Friday August 26, 2005

Hail Mary!

Interest in Mary, the mother of Jesus, is on the upswing. Since its debut in cyberspace a decade ago, The Mary Page has quietly advertised to the world the University of Dayton's vast collection of material on Mary.

The Rev. Johann Roten, S.M., once quipped that it would take an apparition of the mother of Jesus on the library's façade at the University of Dayton for the Marian Library/International Marian Research Institute to gain an international following outside theological circles.

Not anymore.

The center has been featured in The New York Times, USA Today and other national media. It draws scholars from around the world to its stacks and hundreds of visitors a day to "The Mary Page" on the World Wide Web.

Since its debut in cyberspace nearly a decade ago on Sept. 8 -- the feast day that honors Mary's birth, The Mary Page has quietly advertised the library's vast collection to the world. Librarians have answered thousands of inquiries about Mary. At least 1 million visitors have trolled the site, according to Webmaster Michael Duricy.

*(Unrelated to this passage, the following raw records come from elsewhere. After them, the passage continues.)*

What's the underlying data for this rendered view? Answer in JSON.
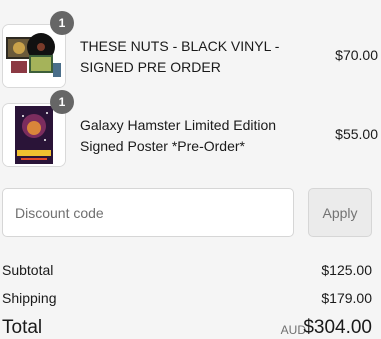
{
  "line_items": [
    {
      "quantity": "1",
      "title": "THESE NUTS - BLACK VINYL - SIGNED PRE ORDER",
      "price": "$70.00",
      "image_alt_icon": "vinyl-record-product-image"
    },
    {
      "quantity": "1",
      "title": "Galaxy Hamster Limited Edition Signed Poster *Pre-Order*",
      "price": "$55.00",
      "image_alt_icon": "poster-product-image"
    }
  ],
  "discount": {
    "placeholder": "Discount code",
    "value": "",
    "apply_label": "Apply"
  },
  "summary": {
    "subtotal_label": "Subtotal",
    "subtotal_value": "$125.00",
    "shipping_label": "Shipping",
    "shipping_value": "$179.00",
    "total_label": "Total",
    "currency": "AUD",
    "total_value": "$304.00"
  },
  "colors": {
    "background": "#f5f5f5",
    "badge": "#666666",
    "text": "#1a1a1a",
    "muted": "#707070"
  }
}
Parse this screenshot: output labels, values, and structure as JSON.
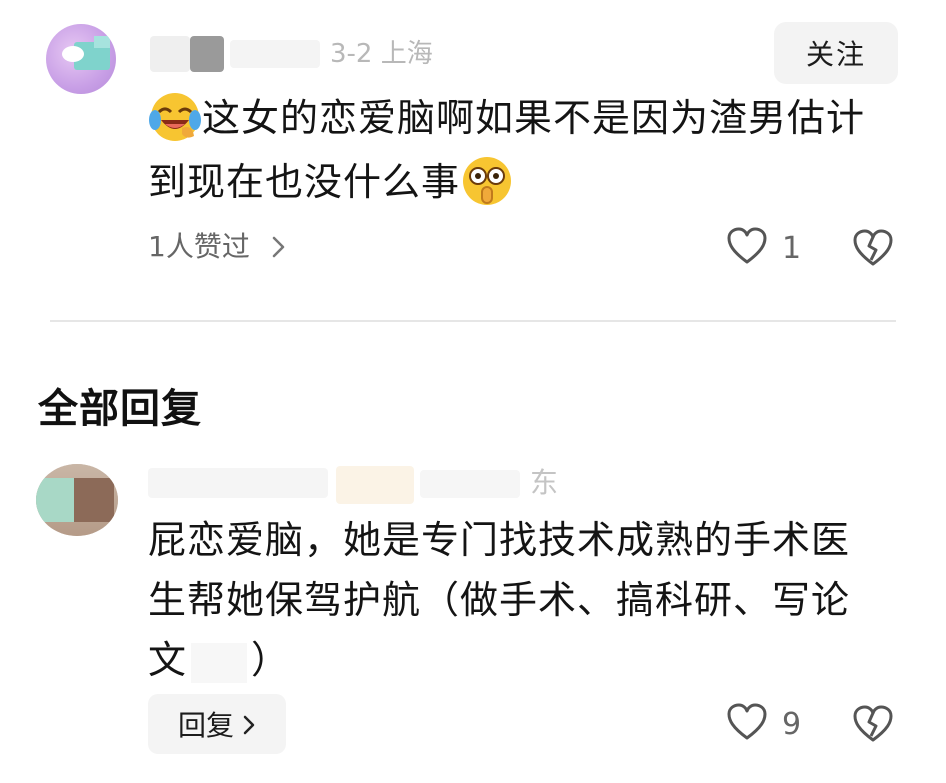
{
  "top_comment": {
    "meta_visible": "3-2  上海",
    "follow_label": "关注",
    "text_a": "这女的恋爱脑啊如果不是因为渣男估计",
    "text_b": "到现在也没什么事",
    "liked_by": "1人赞过",
    "like_count": "1"
  },
  "section_title": "全部回复",
  "reply": {
    "meta_visible": "东",
    "text_line1": "屁恋爱脑，她是专门找技术成熟的手术医",
    "text_line2": "生帮她保驾护航（做手术、搞科研、写论",
    "text_line3_a": "文",
    "text_line3_b": "）",
    "reply_label": "回复",
    "like_count": "9"
  },
  "icons": {
    "chevron": "chevron-right-icon",
    "like": "heart-outline-icon",
    "dislike": "broken-heart-icon",
    "emoji_1": "laughing-crying-emoji-icon",
    "emoji_2": "shocked-face-emoji-icon"
  },
  "colors": {
    "text_primary": "#141414",
    "text_secondary": "#666666",
    "button_bg": "#f3f3f3",
    "divider": "#e6e6e6"
  }
}
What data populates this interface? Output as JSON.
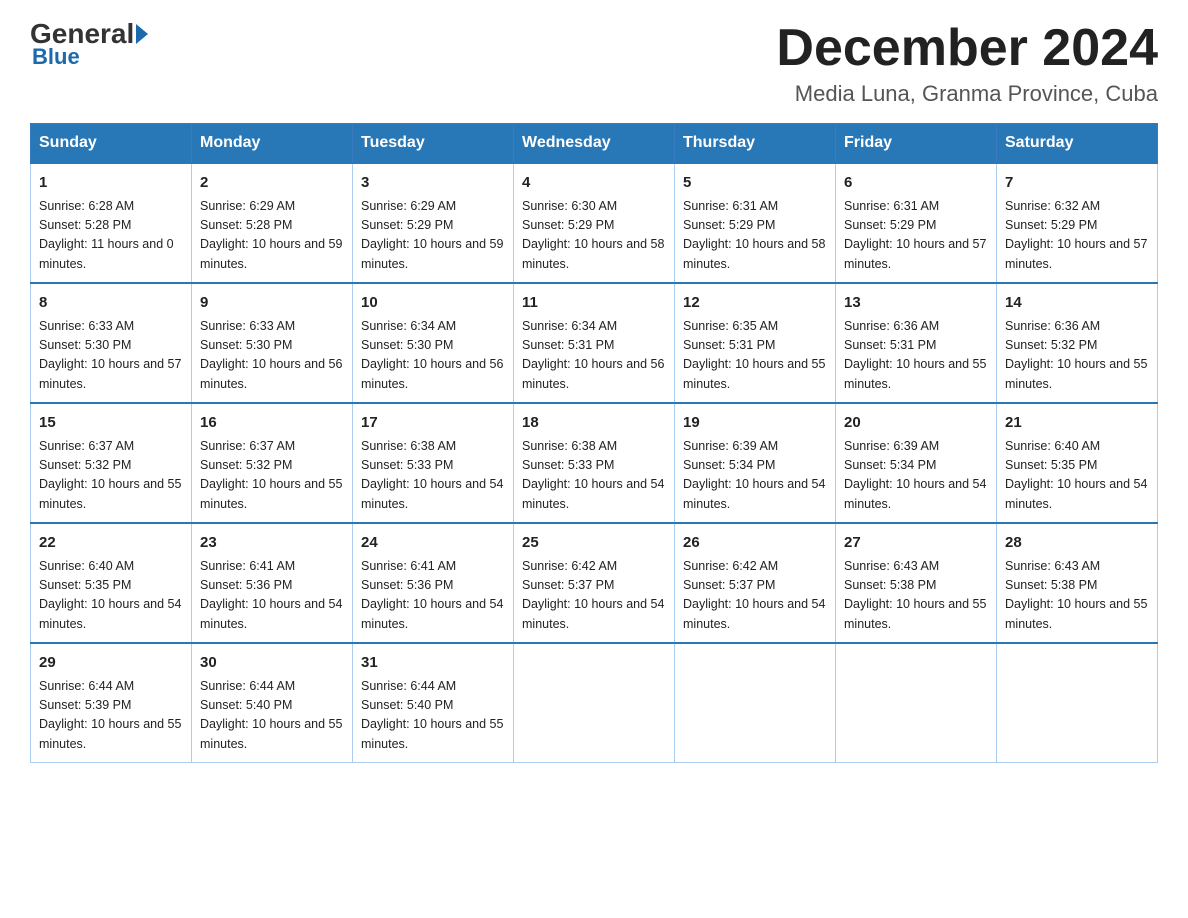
{
  "logo": {
    "general": "General",
    "blue": "Blue",
    "subtitle": "Blue"
  },
  "header": {
    "title": "December 2024",
    "location": "Media Luna, Granma Province, Cuba"
  },
  "days_header": [
    "Sunday",
    "Monday",
    "Tuesday",
    "Wednesday",
    "Thursday",
    "Friday",
    "Saturday"
  ],
  "weeks": [
    [
      {
        "num": "1",
        "sunrise": "6:28 AM",
        "sunset": "5:28 PM",
        "daylight": "11 hours and 0 minutes."
      },
      {
        "num": "2",
        "sunrise": "6:29 AM",
        "sunset": "5:28 PM",
        "daylight": "10 hours and 59 minutes."
      },
      {
        "num": "3",
        "sunrise": "6:29 AM",
        "sunset": "5:29 PM",
        "daylight": "10 hours and 59 minutes."
      },
      {
        "num": "4",
        "sunrise": "6:30 AM",
        "sunset": "5:29 PM",
        "daylight": "10 hours and 58 minutes."
      },
      {
        "num": "5",
        "sunrise": "6:31 AM",
        "sunset": "5:29 PM",
        "daylight": "10 hours and 58 minutes."
      },
      {
        "num": "6",
        "sunrise": "6:31 AM",
        "sunset": "5:29 PM",
        "daylight": "10 hours and 57 minutes."
      },
      {
        "num": "7",
        "sunrise": "6:32 AM",
        "sunset": "5:29 PM",
        "daylight": "10 hours and 57 minutes."
      }
    ],
    [
      {
        "num": "8",
        "sunrise": "6:33 AM",
        "sunset": "5:30 PM",
        "daylight": "10 hours and 57 minutes."
      },
      {
        "num": "9",
        "sunrise": "6:33 AM",
        "sunset": "5:30 PM",
        "daylight": "10 hours and 56 minutes."
      },
      {
        "num": "10",
        "sunrise": "6:34 AM",
        "sunset": "5:30 PM",
        "daylight": "10 hours and 56 minutes."
      },
      {
        "num": "11",
        "sunrise": "6:34 AM",
        "sunset": "5:31 PM",
        "daylight": "10 hours and 56 minutes."
      },
      {
        "num": "12",
        "sunrise": "6:35 AM",
        "sunset": "5:31 PM",
        "daylight": "10 hours and 55 minutes."
      },
      {
        "num": "13",
        "sunrise": "6:36 AM",
        "sunset": "5:31 PM",
        "daylight": "10 hours and 55 minutes."
      },
      {
        "num": "14",
        "sunrise": "6:36 AM",
        "sunset": "5:32 PM",
        "daylight": "10 hours and 55 minutes."
      }
    ],
    [
      {
        "num": "15",
        "sunrise": "6:37 AM",
        "sunset": "5:32 PM",
        "daylight": "10 hours and 55 minutes."
      },
      {
        "num": "16",
        "sunrise": "6:37 AM",
        "sunset": "5:32 PM",
        "daylight": "10 hours and 55 minutes."
      },
      {
        "num": "17",
        "sunrise": "6:38 AM",
        "sunset": "5:33 PM",
        "daylight": "10 hours and 54 minutes."
      },
      {
        "num": "18",
        "sunrise": "6:38 AM",
        "sunset": "5:33 PM",
        "daylight": "10 hours and 54 minutes."
      },
      {
        "num": "19",
        "sunrise": "6:39 AM",
        "sunset": "5:34 PM",
        "daylight": "10 hours and 54 minutes."
      },
      {
        "num": "20",
        "sunrise": "6:39 AM",
        "sunset": "5:34 PM",
        "daylight": "10 hours and 54 minutes."
      },
      {
        "num": "21",
        "sunrise": "6:40 AM",
        "sunset": "5:35 PM",
        "daylight": "10 hours and 54 minutes."
      }
    ],
    [
      {
        "num": "22",
        "sunrise": "6:40 AM",
        "sunset": "5:35 PM",
        "daylight": "10 hours and 54 minutes."
      },
      {
        "num": "23",
        "sunrise": "6:41 AM",
        "sunset": "5:36 PM",
        "daylight": "10 hours and 54 minutes."
      },
      {
        "num": "24",
        "sunrise": "6:41 AM",
        "sunset": "5:36 PM",
        "daylight": "10 hours and 54 minutes."
      },
      {
        "num": "25",
        "sunrise": "6:42 AM",
        "sunset": "5:37 PM",
        "daylight": "10 hours and 54 minutes."
      },
      {
        "num": "26",
        "sunrise": "6:42 AM",
        "sunset": "5:37 PM",
        "daylight": "10 hours and 54 minutes."
      },
      {
        "num": "27",
        "sunrise": "6:43 AM",
        "sunset": "5:38 PM",
        "daylight": "10 hours and 55 minutes."
      },
      {
        "num": "28",
        "sunrise": "6:43 AM",
        "sunset": "5:38 PM",
        "daylight": "10 hours and 55 minutes."
      }
    ],
    [
      {
        "num": "29",
        "sunrise": "6:44 AM",
        "sunset": "5:39 PM",
        "daylight": "10 hours and 55 minutes."
      },
      {
        "num": "30",
        "sunrise": "6:44 AM",
        "sunset": "5:40 PM",
        "daylight": "10 hours and 55 minutes."
      },
      {
        "num": "31",
        "sunrise": "6:44 AM",
        "sunset": "5:40 PM",
        "daylight": "10 hours and 55 minutes."
      },
      null,
      null,
      null,
      null
    ]
  ]
}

One popular query: "Why does Mary always wear light blue?" The answer may surprise some. "Well, she doesn't," writes Roten, director of the International Marian Research Institute, which offers advanced degrees in Mariology in affiliation with the Pontifical Theological Faculty Marianum in Rome. "Blue has stayed in vogue, but red has also become a prominent color for Mary as represented by artists since the 10th century. Blue calls to mind the color of the skies (which is not only limited to light blue), and red is the color of kings."

A Frequently Asked Questions page and an online Dictionary of Mary tackle everything ever dreamed about Mary, including such offbeat questions as "What do the Simpsons say about Mary?" (Answer: Mary is not referred to very often in the sitcom, but in Bart's Friend Falls in Love, the penalty for kissing a boy is "50 rosaries.")

"People from Finland to Brazil to Korea e-mail questions," says Roten, who answers many of several hundred he receives each month himself. "People write, 'What are you doing, talking about Mary? Are you crazy? There's only one mediator, and that's Jesus Christ.' Another will write, 'I'm a level-headed person, but the other night I had this impression of smelling roses. What does this mean as a mystical experience?'

Roten and a staff of eight scholars routinely answer questions about apparitions and popular images of Mary. Noting that Marian sightings are "wholeheartedly hailed and embraced by some" while "outrightly rejected by others," The Mary Page offers a lengthy section on the history of apparitions and provides commentary on their deeper meaning.

Interest in Mary is on the upswing, and that's heartening news for the Society of Mary (Marianists), a Roman Catholic religious order that has quietly and steadily built a living monument to the Blessed Virgin since acquiring the first book -- the Rev. John Elbert's Devotion to Mary in the Twentieth Century -- in 1943. Tucked away on the seventh floor of the Roesch Library on the University of Dayton's campus, the Marian Library is facing a pleasant predicament.

"It's a wonderful problem when you're bursting at the seams. It shows there is a following. This is the beginning of a new age, a reawakening of religiosity," Roten says. "Interest in Mary today is increasing, compared to the late 1960s and early 1970s when not much was heard or said about Mary."

In March, Time magazine splashed Mary on its cover and devoted 5,000 words to a growing acceptance among Protestants of her place in the Bible. A June headline in the Los Angles Times proclaimed, "After Decades in the Background, Mary's Making a Comeback." When Pope Benedict XVI made his first public appearance, he acknowledged Mary's presence: "The Lord will help us, and Mary, his most holy mother, will be on our side."

The Mary Page pulls from the world's largest collection of information on Mary found in the Marian Library/International Marian Research Institute. It handles a large volume of prayer requests from people imploring Mary to help them heal, find jobs and save marriages. It features contemporary topics - such as Pope Benedict XVI's views of Mary - and Marian teachings, virtual art exhibits, book reviews, hymns, shrines, stamps and a host of other material.

In short, "it's everything Mary," Roten says.

Contact Father Johann Roten, S.M., at (937) 229-4214 or Michael Duricy at (937) 229-1474.